TASK REQUIREMENTS:
Gather every line of the entries that includes the word "Usage".

── DATA IN THIS EXERCISE ──

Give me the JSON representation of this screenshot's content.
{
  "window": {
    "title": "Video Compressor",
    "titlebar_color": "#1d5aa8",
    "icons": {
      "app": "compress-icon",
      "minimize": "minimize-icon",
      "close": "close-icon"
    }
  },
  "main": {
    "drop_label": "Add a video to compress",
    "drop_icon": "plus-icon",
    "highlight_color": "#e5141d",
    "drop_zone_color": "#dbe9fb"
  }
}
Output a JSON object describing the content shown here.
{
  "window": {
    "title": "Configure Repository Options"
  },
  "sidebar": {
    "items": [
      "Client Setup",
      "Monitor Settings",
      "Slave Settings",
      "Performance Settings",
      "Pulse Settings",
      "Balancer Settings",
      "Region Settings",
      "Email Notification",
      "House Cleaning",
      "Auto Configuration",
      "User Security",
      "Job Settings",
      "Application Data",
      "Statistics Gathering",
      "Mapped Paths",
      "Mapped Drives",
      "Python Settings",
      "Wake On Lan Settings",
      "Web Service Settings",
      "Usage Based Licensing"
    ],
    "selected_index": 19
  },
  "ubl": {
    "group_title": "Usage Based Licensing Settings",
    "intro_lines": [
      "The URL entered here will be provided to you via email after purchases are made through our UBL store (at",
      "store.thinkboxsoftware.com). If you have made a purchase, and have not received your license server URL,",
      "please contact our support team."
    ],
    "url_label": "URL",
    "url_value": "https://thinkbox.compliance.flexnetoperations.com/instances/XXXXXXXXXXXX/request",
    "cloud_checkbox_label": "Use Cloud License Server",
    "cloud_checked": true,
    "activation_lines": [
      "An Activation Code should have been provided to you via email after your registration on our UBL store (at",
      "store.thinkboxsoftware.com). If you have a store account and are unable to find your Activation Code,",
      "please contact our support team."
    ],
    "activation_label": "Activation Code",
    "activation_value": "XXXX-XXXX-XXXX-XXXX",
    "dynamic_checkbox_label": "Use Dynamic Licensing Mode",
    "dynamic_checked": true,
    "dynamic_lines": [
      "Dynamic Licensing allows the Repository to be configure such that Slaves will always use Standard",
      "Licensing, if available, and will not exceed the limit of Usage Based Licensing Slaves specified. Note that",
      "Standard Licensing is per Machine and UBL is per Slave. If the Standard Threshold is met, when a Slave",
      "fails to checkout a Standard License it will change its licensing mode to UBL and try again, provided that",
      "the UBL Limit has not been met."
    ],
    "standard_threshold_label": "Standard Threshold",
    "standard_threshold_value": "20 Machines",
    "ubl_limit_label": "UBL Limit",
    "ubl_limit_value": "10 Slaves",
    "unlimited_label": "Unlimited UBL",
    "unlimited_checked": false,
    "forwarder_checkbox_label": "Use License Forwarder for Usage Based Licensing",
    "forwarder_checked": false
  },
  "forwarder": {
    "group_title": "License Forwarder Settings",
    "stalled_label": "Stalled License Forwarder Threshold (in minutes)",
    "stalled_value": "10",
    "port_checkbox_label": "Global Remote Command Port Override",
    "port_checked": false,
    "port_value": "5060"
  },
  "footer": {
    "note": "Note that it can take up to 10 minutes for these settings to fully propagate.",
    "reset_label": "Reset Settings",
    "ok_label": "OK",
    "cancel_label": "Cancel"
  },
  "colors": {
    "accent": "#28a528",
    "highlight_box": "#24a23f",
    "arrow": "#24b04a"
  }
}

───

EXERCISE ANSWER:
      "Usage Based Licensing"
    "group_title": "Usage Based Licensing Settings",
      "Licensing, if available, and will not exceed the limit of Usage Based Licensing Slaves specified. Note that",
    "forwarder_checkbox_label": "Use License Forwarder for Usage Based Licensing",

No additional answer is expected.